By Jacob MaslowBranded Content

If college graduation day is in your recent past, now is the time to start getting serious about dealing with a few of life’s important issues. Whether you’re fresh out of school or several years into a new career, attend to priorities that matter, like setting up a tax-deferred retirement account. If you’re lucky, an employer offers a different kind of IRA known as a 401(k), which allows for larger contributions and potentially generous payouts.
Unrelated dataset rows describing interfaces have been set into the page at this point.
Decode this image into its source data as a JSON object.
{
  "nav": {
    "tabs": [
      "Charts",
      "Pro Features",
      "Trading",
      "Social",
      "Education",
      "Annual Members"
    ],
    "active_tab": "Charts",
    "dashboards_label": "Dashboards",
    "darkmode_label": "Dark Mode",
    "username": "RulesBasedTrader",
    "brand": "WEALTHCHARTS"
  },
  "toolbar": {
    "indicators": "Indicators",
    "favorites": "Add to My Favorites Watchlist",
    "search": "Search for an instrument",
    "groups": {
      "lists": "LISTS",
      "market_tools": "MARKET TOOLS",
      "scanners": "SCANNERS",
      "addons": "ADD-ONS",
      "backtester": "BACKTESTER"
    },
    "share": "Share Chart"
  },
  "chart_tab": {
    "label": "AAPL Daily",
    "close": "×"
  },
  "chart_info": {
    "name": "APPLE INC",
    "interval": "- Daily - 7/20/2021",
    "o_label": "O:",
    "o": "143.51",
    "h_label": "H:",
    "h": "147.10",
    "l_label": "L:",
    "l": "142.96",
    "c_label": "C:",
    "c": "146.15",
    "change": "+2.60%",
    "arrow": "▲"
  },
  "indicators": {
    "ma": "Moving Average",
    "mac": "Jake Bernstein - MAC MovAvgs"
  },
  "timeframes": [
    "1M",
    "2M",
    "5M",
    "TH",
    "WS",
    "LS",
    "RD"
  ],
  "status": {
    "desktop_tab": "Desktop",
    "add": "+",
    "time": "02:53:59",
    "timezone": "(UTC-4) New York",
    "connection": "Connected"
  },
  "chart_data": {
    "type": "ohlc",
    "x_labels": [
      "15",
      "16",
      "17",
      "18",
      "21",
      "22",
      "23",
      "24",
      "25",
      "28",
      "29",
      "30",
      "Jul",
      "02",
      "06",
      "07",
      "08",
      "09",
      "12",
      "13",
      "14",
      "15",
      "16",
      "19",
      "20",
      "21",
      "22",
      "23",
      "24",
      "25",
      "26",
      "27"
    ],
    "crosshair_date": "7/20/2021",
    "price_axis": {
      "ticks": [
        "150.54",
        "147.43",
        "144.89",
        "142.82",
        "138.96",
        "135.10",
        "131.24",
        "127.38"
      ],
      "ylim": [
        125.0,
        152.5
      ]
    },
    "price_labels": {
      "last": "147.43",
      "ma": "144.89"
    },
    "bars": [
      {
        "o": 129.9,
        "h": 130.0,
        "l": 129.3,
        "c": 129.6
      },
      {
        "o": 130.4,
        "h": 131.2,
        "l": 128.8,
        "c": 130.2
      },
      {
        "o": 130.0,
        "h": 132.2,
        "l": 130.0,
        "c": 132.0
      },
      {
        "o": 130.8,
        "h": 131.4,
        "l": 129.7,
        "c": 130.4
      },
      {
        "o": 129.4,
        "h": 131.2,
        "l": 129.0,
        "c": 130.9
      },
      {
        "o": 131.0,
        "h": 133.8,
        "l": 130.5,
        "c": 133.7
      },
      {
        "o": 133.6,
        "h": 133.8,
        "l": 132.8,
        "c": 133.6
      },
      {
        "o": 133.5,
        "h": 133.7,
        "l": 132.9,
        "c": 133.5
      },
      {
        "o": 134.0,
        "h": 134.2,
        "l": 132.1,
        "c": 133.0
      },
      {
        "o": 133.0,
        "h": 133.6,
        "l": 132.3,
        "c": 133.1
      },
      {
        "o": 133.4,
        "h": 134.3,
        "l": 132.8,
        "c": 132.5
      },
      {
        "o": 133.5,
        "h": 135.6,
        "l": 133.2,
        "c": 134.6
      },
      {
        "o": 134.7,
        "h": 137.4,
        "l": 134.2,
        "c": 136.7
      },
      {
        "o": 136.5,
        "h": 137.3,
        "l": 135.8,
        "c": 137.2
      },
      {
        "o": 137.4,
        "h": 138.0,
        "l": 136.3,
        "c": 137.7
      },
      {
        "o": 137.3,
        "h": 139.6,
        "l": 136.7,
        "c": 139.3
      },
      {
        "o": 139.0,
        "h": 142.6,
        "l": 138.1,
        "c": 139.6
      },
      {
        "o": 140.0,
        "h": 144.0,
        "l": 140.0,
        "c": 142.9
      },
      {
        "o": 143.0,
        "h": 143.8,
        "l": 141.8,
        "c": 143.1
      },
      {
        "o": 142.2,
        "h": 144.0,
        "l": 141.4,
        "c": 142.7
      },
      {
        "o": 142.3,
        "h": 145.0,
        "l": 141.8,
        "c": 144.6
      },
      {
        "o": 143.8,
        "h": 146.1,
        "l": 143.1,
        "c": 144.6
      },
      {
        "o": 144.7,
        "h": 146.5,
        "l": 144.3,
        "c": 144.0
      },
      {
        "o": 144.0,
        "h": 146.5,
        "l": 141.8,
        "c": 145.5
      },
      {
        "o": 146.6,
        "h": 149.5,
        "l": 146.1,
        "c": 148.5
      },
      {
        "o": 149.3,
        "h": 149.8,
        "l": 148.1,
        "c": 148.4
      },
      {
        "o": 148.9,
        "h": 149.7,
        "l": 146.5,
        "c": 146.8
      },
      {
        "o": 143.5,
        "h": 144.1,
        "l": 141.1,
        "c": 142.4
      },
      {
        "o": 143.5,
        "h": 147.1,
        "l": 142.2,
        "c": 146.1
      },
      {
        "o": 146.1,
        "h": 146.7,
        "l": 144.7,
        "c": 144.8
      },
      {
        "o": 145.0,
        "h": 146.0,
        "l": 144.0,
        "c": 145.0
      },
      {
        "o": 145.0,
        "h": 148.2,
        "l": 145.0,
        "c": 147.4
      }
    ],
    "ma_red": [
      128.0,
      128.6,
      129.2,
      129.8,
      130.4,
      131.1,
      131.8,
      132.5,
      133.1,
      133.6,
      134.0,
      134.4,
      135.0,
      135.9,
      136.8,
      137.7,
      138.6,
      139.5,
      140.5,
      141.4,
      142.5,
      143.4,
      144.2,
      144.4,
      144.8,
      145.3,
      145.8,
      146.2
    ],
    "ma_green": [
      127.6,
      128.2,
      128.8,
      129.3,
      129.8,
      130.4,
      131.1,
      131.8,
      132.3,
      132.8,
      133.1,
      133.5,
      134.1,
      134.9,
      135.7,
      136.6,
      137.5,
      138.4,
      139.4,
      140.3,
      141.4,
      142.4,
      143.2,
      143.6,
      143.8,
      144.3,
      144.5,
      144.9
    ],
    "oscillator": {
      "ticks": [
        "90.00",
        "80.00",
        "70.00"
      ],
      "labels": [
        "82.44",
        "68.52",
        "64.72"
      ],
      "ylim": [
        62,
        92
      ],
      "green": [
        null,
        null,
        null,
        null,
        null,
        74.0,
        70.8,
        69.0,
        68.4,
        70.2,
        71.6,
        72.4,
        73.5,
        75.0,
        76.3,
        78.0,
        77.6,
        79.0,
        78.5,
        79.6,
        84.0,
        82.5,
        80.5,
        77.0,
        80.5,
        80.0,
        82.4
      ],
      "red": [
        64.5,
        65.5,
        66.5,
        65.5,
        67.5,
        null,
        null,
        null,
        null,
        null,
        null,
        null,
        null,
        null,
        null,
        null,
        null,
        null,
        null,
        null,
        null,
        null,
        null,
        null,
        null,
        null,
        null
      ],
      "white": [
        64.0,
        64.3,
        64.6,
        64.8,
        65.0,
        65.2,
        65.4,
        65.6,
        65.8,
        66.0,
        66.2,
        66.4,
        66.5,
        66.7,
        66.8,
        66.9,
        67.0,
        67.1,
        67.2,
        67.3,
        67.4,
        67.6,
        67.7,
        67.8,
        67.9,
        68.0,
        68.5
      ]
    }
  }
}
Don’t fall into the trap of assuming that just because you’re still relatively young, it’s okay to put things off for a few more years. By the same token, be careful to focus on a couple of the non-financial moves you should be making, like incorporating rest and leisure time into your daily life and building a professional network. Of course, now is also the perfect time to refinance student loans in order to save money on monthly payments. Getting life insurance and setting up a regular savings plan are other pieces of the puzzle. Here are details about how to get started on the most critical projects.

Refinance Your Student Loans

It doesn’t matter whether you’re paying on one or a half-dozen college loans. The smartest move a recent grad can make is to refinance all of them into one new obligation. Young working people can save a lot when they refinance school debt. The logical first step of the process is to find an online resource that lets borrowers scan for personalized loan refinancing rates from multiple lenders. The one-stop-shop approach makes sense for a number of reasons. Other than the convenience factor, using such a site gives users a chance to compare rates and terms. There’s no better way to get the best refinancing deals and chop a significant amount off monthly expenses.

Open an Individual Retirement Account

When it comes to IRAs, there are a few essential guidelines. Don’t procrastinate, and don’t think you’ll always be able to contribute the maximum annual amount to an IRA. Plus, don’t think you’re too young to plan for retirement. Now is the best time to get the benefit of compound interest. Know the two main types of IRAs, one of which uses tax-deferred income and one that doesn’t (the Roth IRA). Finally, get professional financial advice if you have any questions. It’s imperative to get accounts set up according to legal requirements and to start contributing to them as soon as possible.

Buy Life Insurance

Take advantage of being young and healthy and get a steal on the price of excellent coverage that can never be canceled. Don’t leave things to chance by purchasing the first policy that looks like a good deal. Instead, use a reliable website Marketplace by Navient platform that lets you compare rates for several top carriers. Find out how much coverage you need by using one of the many available formulas that take age, income, and preference into account.

Build Leisure Time into Your Life

It’s easy to become a workaholic, so don’t risk burnout. Many young professionals join a gym or do regular exercise to stay healthy. However, one of the central benefits of working out is to have an outlet from the pressures of work. Plus, gyms are a great place to meet people outside your career field, make some personal contacts, and casually socialize. Beware of overindulging with alcohol, and learn how to party responsibly. Too many young working people let their guard down and end up with addiction problems. It’s best to cut off that possibility before it happens.

Save Regularly

One of the secrets to building wealth is learning how to save consistently. The wisest first step is to automate the process via a payroll savings plan through an employer or bank. Avoid accumulating a significant amount of debt, especially if you have high-limit credit cards. Create an emergency fund that is roughly equal to three months of income. Aim to set aside between 3% and 7% of monthly income, but adjust that amount if needed.

Photo Courtesy // Jacob Maslow //